The Great Gatsby and the American Dream The Great Gatsby, written by Francis Scott Key Fitzgerald, is a book that demonstrates how the American Dream is corrupt. The Great Gatsby presents three varieties of people, which includes the established rich, the newly rich, and the poor.
The idea of wealth and power in The Great Gatsby are seen as goals the middle class wished to obtain, Fitzgerald associates these ideas with corruption and immorality and reveals the truth behind pursuing the American dream. To begin with, the rich were careless, unforgiving, and dishonest people. These characters don’t care much

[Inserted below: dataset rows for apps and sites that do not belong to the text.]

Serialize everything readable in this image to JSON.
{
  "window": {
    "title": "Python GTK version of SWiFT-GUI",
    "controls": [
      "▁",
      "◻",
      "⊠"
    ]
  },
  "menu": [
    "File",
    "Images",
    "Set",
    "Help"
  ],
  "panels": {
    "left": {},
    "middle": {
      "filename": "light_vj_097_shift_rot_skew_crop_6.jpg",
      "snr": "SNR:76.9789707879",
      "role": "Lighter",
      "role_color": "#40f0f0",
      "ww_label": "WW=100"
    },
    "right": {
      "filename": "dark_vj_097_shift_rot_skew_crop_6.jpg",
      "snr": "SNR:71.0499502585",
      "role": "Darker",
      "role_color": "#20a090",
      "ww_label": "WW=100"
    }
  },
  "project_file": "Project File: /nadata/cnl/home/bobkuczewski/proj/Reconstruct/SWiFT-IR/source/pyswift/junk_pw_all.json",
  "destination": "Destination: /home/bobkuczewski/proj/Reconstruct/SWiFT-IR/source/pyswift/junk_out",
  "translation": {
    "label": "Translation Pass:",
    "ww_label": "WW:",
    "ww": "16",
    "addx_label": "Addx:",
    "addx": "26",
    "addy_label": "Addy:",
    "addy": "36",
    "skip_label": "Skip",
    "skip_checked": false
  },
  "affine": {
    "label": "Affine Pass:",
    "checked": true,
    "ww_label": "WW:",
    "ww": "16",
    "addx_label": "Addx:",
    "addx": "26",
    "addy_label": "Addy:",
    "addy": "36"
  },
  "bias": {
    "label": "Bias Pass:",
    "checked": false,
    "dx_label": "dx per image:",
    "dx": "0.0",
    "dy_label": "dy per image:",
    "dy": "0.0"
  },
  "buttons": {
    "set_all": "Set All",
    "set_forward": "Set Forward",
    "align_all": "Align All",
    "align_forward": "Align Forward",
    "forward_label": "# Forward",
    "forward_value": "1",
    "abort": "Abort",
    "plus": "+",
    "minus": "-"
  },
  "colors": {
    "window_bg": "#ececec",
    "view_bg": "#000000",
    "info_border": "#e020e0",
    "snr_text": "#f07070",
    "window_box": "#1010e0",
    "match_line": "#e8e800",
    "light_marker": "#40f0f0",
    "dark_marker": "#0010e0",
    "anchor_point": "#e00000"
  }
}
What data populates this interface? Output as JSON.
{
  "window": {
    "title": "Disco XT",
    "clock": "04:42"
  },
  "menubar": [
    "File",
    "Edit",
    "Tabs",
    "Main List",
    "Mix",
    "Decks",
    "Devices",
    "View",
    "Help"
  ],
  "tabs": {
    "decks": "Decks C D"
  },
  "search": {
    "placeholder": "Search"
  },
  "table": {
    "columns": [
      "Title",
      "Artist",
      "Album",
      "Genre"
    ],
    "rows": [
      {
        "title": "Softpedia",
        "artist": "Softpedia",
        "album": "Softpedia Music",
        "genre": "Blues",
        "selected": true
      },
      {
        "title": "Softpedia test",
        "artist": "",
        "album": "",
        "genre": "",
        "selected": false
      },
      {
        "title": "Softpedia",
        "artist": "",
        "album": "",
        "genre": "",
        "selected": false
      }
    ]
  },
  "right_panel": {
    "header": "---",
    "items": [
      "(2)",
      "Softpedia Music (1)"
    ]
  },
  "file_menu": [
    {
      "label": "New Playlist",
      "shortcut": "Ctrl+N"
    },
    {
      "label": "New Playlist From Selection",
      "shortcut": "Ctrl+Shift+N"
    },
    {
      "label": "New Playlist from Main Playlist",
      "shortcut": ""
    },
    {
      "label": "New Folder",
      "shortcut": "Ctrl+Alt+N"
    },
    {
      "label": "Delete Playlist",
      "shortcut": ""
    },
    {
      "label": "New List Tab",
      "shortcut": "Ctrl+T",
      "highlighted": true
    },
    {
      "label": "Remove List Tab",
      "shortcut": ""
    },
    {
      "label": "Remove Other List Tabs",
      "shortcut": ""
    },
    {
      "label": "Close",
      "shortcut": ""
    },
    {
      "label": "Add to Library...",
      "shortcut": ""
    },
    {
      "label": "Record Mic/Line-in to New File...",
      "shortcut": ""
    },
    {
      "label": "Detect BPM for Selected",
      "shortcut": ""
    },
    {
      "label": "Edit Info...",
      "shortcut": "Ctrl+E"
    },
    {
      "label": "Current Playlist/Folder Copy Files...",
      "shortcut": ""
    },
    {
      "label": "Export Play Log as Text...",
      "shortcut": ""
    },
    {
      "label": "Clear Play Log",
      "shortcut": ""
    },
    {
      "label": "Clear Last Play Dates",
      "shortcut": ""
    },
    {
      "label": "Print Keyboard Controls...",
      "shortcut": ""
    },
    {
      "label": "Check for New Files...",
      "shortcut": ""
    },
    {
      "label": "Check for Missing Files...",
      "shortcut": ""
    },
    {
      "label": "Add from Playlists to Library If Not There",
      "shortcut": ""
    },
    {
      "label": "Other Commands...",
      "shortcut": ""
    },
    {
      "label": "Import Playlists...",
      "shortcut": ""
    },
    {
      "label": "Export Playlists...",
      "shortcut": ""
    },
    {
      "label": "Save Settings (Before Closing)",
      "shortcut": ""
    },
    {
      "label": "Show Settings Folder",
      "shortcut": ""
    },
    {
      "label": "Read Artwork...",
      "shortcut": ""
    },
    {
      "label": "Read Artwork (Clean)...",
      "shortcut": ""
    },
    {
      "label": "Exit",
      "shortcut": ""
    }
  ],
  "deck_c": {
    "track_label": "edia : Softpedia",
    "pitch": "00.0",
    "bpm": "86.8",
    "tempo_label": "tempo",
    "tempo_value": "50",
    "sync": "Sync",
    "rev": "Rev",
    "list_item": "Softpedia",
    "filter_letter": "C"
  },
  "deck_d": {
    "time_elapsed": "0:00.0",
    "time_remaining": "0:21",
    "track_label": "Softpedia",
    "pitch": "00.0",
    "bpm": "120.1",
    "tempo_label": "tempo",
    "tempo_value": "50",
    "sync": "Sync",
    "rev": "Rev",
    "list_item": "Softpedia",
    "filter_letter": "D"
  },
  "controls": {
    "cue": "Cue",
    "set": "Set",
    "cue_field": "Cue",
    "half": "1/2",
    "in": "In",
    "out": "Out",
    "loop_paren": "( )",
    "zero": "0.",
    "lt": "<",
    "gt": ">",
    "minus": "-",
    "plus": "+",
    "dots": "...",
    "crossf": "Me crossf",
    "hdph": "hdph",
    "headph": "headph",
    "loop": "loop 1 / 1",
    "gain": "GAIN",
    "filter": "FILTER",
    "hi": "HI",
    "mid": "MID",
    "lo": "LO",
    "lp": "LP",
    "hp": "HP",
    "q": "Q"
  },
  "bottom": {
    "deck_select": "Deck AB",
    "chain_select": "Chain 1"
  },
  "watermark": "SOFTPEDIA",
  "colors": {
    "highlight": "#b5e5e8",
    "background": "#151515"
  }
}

The question posed in today’s reading was whether an embedded agent should have carried out the assassination of a government official in order to further an espionage investigation. Admiral Turner pulled the plug on the investigation by not green-lighting the hit.1 While I agree with him in this case, there are more factors at play here than the mere legality of the agent’s pending act (assassination), or even the life of the government official weighed against the value of the investigation. Whether or not Admiral Turner made the “right” call comes down to a question of rational response to a moral imperative, which is where things get sticky, especially when authors start using phrases like “any means necessary” when commenting on the proposed
In his book “Culture War? The Myth of Polarized America”, Morris P. Fiorina, with the help of Samuel Abrams and Jeremy Pope, defines the culture war term as a “displacement of the classic economic conflicts that animated twentieth-century politics in the advanced democracies by newly emergent morals a religious ones.” Simply put, a culture war is the tendency for sides to become polarized when approaching social and economic issues. Fiorina proposes that the culture war so many believe exist is actually just a myth, conjured by different sides of the same story and misconceptions about the political status of the nation. His argument against this theory was that rather than most Americans being on one end of the spectrum or another,
Kathleen Parker’s article entitled “Tea Party has Steeped too Long for the Nation’s Good” is a admonishment of the Tea-Party for their failure (specifically through John Boehner) to raise the debt-ceiling. Parker’s motive behind this article is to convince the public of the kind of poltical dangers the Tea-Party presents and of the need to oust it from government. To do this, Parker employs blistering, cynical, admonitory tone behind her rhetoric, complaining of the Tea-Party’s hubris and incompetence, in general.
(Whitehead, 2016). The changes in the Progressive Era were not a result of the big industrialist changing their minds, because they like having things that were latter banned in the Progressive Era. The robber barons got rich by cheating the poor people who were either their worker or their customer. Ways they cheated people
Recently in class, we viewed a very interesting documentary called, “Shadows of Liberty.” It discussed the major faults surrounding the mainstream media. Faults being, major media companies only show what they want the people to see. In the documentary it stated, “A clash between two worlds, big media corporations spinning public perception for profit versus the defenders of truth, that stand for liberty and democracy.” Everything revolves around money.